Part III. Micronesian Vantage Points
Chapter 7. “It Was Not Our War”
The Japanese began the Pacific War confidently, with a strong offensive against U.S. and British possessions in the region. For the Allies, the Pacific theater was a secondary front: they decided to defeat Hitler in Europe before focusing their forces against Japan. Once engaged, though, they mounted a two-pronged drive, along with attacks on shipping, to dominate the region...
Chapter 8. The Typhoon of War
Given the remoteness of the islands, the effective Allied blockade, and laws prohibiting travel and the spread of war-related information, it is hardly surprising that most Micronesians knew little about how their experiences compared with those of others in distant locales. And in fact, we have seen that there is little reference to the wider view in wartime narratives. Instead, stories...
Chapter 9. Questions of Loyalty
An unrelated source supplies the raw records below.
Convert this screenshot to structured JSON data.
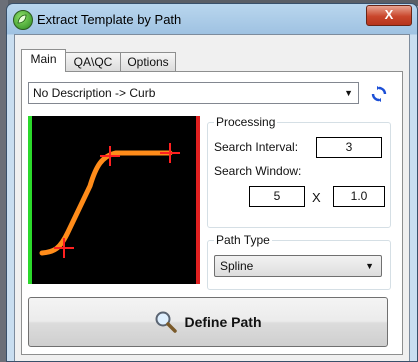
{
  "window": {
    "title": "Extract Template by Path",
    "close_label": "X"
  },
  "tabs": [
    {
      "label": "Main"
    },
    {
      "label": "QA\\QC"
    },
    {
      "label": "Options"
    }
  ],
  "template_select": {
    "value": "No Description -> Curb",
    "arrow_icon": "dropdown-arrow-icon"
  },
  "icons": {
    "refresh": "refresh-icon",
    "magnifier": "magnifier-icon",
    "app": "app-leaf-icon"
  },
  "colors": {
    "left_edge": "#2bd82b",
    "right_edge": "#e02020",
    "curve": "#ff8c1a",
    "marker": "#ff2020"
  },
  "processing": {
    "title": "Processing",
    "search_interval_label": "Search Interval:",
    "search_interval_value": "3",
    "search_window_label": "Search Window:",
    "window_x": "5",
    "times": "X",
    "window_y": "1.0"
  },
  "path_type": {
    "title": "Path Type",
    "value": "Spline"
  },
  "define_button": {
    "label": "Define Path"
  }
}
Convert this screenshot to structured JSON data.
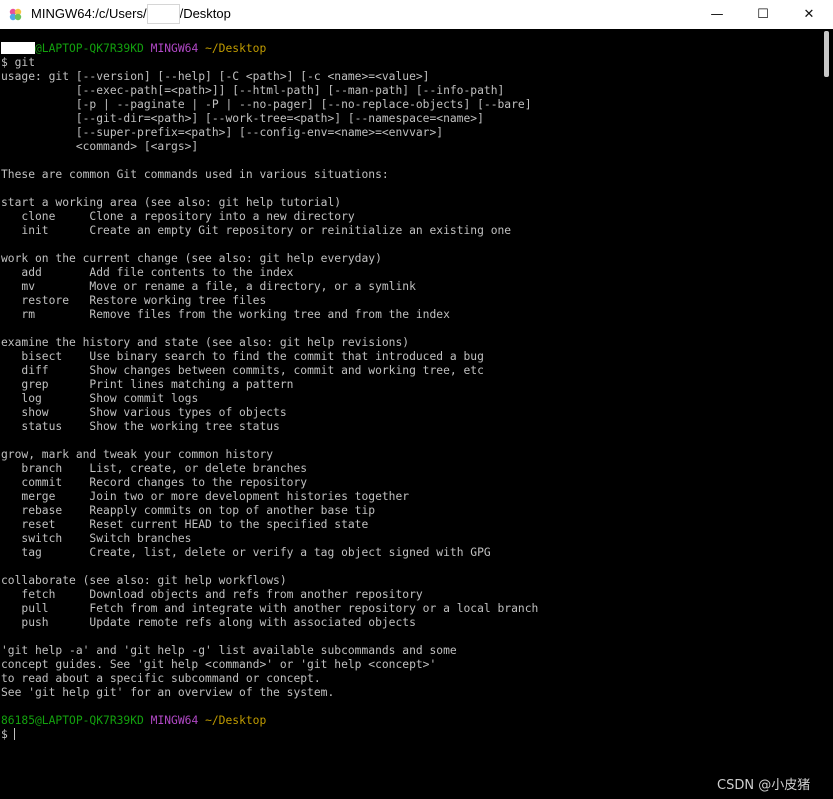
{
  "window": {
    "title_prefix": "MINGW64:/c/Users/",
    "title_suffix": "/Desktop",
    "minimize_glyph": "—",
    "maximize_glyph": "☐",
    "close_glyph": "✕",
    "icon": "mingw-icon"
  },
  "prompt1": {
    "user_host": "@LAPTOP-QK7R39KD",
    "env": "MINGW64",
    "path": "~/Desktop"
  },
  "command_line": "$ git",
  "usage": [
    "usage: git [--version] [--help] [-C <path>] [-c <name>=<value>]",
    "           [--exec-path[=<path>]] [--html-path] [--man-path] [--info-path]",
    "           [-p | --paginate | -P | --no-pager] [--no-replace-objects] [--bare]",
    "           [--git-dir=<path>] [--work-tree=<path>] [--namespace=<name>]",
    "           [--super-prefix=<path>] [--config-env=<name>=<envvar>]",
    "           <command> [<args>]"
  ],
  "intro": "These are common Git commands used in various situations:",
  "sections": [
    {
      "heading": "start a working area (see also: git help tutorial)",
      "commands": [
        {
          "name": "clone",
          "desc": "Clone a repository into a new directory"
        },
        {
          "name": "init",
          "desc": "Create an empty Git repository or reinitialize an existing one"
        }
      ]
    },
    {
      "heading": "work on the current change (see also: git help everyday)",
      "commands": [
        {
          "name": "add",
          "desc": "Add file contents to the index"
        },
        {
          "name": "mv",
          "desc": "Move or rename a file, a directory, or a symlink"
        },
        {
          "name": "restore",
          "desc": "Restore working tree files"
        },
        {
          "name": "rm",
          "desc": "Remove files from the working tree and from the index"
        }
      ]
    },
    {
      "heading": "examine the history and state (see also: git help revisions)",
      "commands": [
        {
          "name": "bisect",
          "desc": "Use binary search to find the commit that introduced a bug"
        },
        {
          "name": "diff",
          "desc": "Show changes between commits, commit and working tree, etc"
        },
        {
          "name": "grep",
          "desc": "Print lines matching a pattern"
        },
        {
          "name": "log",
          "desc": "Show commit logs"
        },
        {
          "name": "show",
          "desc": "Show various types of objects"
        },
        {
          "name": "status",
          "desc": "Show the working tree status"
        }
      ]
    },
    {
      "heading": "grow, mark and tweak your common history",
      "commands": [
        {
          "name": "branch",
          "desc": "List, create, or delete branches"
        },
        {
          "name": "commit",
          "desc": "Record changes to the repository"
        },
        {
          "name": "merge",
          "desc": "Join two or more development histories together"
        },
        {
          "name": "rebase",
          "desc": "Reapply commits on top of another base tip"
        },
        {
          "name": "reset",
          "desc": "Reset current HEAD to the specified state"
        },
        {
          "name": "switch",
          "desc": "Switch branches"
        },
        {
          "name": "tag",
          "desc": "Create, list, delete or verify a tag object signed with GPG"
        }
      ]
    },
    {
      "heading": "collaborate (see also: git help workflows)",
      "commands": [
        {
          "name": "fetch",
          "desc": "Download objects and refs from another repository"
        },
        {
          "name": "pull",
          "desc": "Fetch from and integrate with another repository or a local branch"
        },
        {
          "name": "push",
          "desc": "Update remote refs along with associated objects"
        }
      ]
    }
  ],
  "footer": [
    "'git help -a' and 'git help -g' list available subcommands and some",
    "concept guides. See 'git help <command>' or 'git help <concept>'",
    "to read about a specific subcommand or concept.",
    "See 'git help git' for an overview of the system."
  ],
  "prompt2": {
    "user_host": "86185@LAPTOP-QK7R39KD",
    "env": "MINGW64",
    "path": "~/Desktop"
  },
  "final_prompt": "$",
  "watermark": "CSDN @小皮猪",
  "colors": {
    "prompt_user": "#13a10e",
    "prompt_env": "#b148c6",
    "prompt_path": "#c19c00",
    "text": "#c0c0c0",
    "background": "#000000"
  }
}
Layered over accounts depicting Islanders’ relative powerlessness, lack of knowledge, and shock are themes speaking to the challenge of coming to terms with two sets of foreigners, the war’s major combatants: Who were these warriors? Why were they here? What would be the fate of local people as a result?...
Chapter 10. Micronesian Responses to Wartime Pressures
Micronesian memories recall not only the hardships of war, but also the strategies used to endure it. They depict themselves as survivors, drawing on a wide array of resources to make the best of tough times. Coping stories constitute deliberate efforts to pass on what elders learned, to teach important lessons about mutual dependence and aid, risk taking, and the importance of...
Part IV. Cultural Themes in Micronesian Wartime Narratives
Chapter 11. Some Micronesian Preoccupations
Happiness is an important value in Micronesian cultures, most often taking a form perhaps best translated as psychological and physical contentment.1 Contentment comes from an individual’s social standing—that is, the possession of a certain rank (or position) in the community, which brings acknowledgment of one’s worth and respect. It also comes from social harmony...
Chapter 12. Greetings and Farewells
Anyone who has lived on a Pacific Island treasures memories of poignant welcomes and leave-takings. Small islands, by their nature, make vivid settings for ceremonies of arrival and departure. Ships or planes are sighted at a distance and watched into port; songs, dances, and feasts often mark the start and finish of visits. Even the ordinary comings and goings of travel off-island to...
Part V. Conclusions
Chapter 13. Wartime Memories in the Modern World
War shatters communities. Much of history recounts how military conflict transforms the political, economic, social, and physical landscape of contending powers. But wars continue to affect a society long after the obvious damage has been repaired. In this book we have considered one aspect of the long-term significance of war: that is, how the cultural memories of the...
Chapter 14. “The Great Airplane”
We end this book with the full text of a dance song composed on Fais Island shortly after the war. The song is revealing because it represents the maintenance of an acutely local, but also an increasingly globalized, Micronesian identity. This dance song covers the entire span of Fais Islanders’ wartime experiences, both on their home island and on nearby Yap, where they were...
Appendix. List of Participants in Oral History Interviews
About the Authors
Publication Year: 2008
OCLC Number: 257467550
MUSE Marc Record: Download for Memories of War